'For people like him, hurting a girl is like killing a fly'
Ms Etchebery arrived at the station the following morning but admits: ‘By that stage I was taking pills to sleep. I took four before I went to the station so by the time I got there, I was gone. I said I wasn’t going to court, I was shouting.
‘Four policemen came towards me and I said, “I’m not going.” They pushed me to the floor, put handcuffs on me and pulled my head back. It was as if I was the criminal. Then they drove me to court. I waited in the car for about an hour and then they said I was to go to jail for wasting their time. The case was finished. They never charged me but they took me to Belgravia and I spent about 14 hours in the cell.’
Following the collapse of the trial, the lead prosecution barrister, Selva Ramasamy, drafted a report in which he said: ‘I understand that the Libyan Embassy has been monitoring the case... I had a number of discussions with defence counsel in which it was made clear that the Libyans had threatened to take a number of extreme steps in relation to BP’s negotiation in Libya and possible severing of diplomatic relations.’
It is also believed Gaddafi raised the matter of al-Sanussi’s trial with Tony Blair when he visited Tripoli in June 2007 – his final foreign trip as Prime Minister. Ms Etchebery says: ‘I cannot be sure Tony Blair was involved but I can be sure the British police were not helpful. I did not feel protected by them.’
And because she did not feel protected, the Libyans eventually got what they wanted when the trial collapsed. Ms Etchebery says: ‘The thing I can’t forget is the way Mohammed looked at me in court. He was sure he would win the case. He was almost laughing.
‘For people like him, hurting a girl is like killing a fly. They think they can do anything they want to anyone they want. They feel they’re unstoppable and in the end, they were weren’t they? That’s what makes me so angry.’

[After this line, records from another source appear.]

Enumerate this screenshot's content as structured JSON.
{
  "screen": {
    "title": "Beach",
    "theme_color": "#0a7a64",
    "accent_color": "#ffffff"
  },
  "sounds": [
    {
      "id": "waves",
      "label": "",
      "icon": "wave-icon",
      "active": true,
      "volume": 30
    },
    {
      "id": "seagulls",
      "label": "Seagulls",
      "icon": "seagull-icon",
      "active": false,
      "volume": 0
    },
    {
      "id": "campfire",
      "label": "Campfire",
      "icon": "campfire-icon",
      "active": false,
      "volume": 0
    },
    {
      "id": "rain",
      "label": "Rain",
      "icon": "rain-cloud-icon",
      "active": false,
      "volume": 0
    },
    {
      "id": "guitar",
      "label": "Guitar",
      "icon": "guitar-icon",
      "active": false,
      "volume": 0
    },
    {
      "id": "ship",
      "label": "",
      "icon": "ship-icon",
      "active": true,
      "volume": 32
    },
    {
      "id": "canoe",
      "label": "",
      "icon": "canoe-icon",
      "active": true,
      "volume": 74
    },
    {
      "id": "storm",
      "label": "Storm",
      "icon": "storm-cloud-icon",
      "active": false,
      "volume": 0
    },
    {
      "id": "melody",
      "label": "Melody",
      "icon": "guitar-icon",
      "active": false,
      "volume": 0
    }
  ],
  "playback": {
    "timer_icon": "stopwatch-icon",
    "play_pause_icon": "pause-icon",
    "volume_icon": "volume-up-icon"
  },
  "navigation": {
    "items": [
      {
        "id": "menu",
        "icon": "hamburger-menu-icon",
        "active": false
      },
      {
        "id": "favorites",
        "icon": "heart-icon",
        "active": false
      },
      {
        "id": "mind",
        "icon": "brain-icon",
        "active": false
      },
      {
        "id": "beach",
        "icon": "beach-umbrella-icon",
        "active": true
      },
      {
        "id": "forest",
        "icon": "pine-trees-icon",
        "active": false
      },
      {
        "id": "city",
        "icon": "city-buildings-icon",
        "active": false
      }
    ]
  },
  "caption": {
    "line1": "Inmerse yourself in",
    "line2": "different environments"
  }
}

Scotland Yard last night declined to comment.
Cosy: It is believed that Colonel Gaddafi raised the subject of al-Sanussi's trial with former Prime Minister Tony Blair
Cosy: It is believed that Colonel Gaddafi raised the subject of al-Sanussi's trial with former Prime Minister Tony Blair


Read more: http://www.dailymail.co.uk/news/article-1370245/Karen-Etchebery-beaten-Gaddafis-nephew-intimidated-thugs.html#ixzz1HpCmpRS2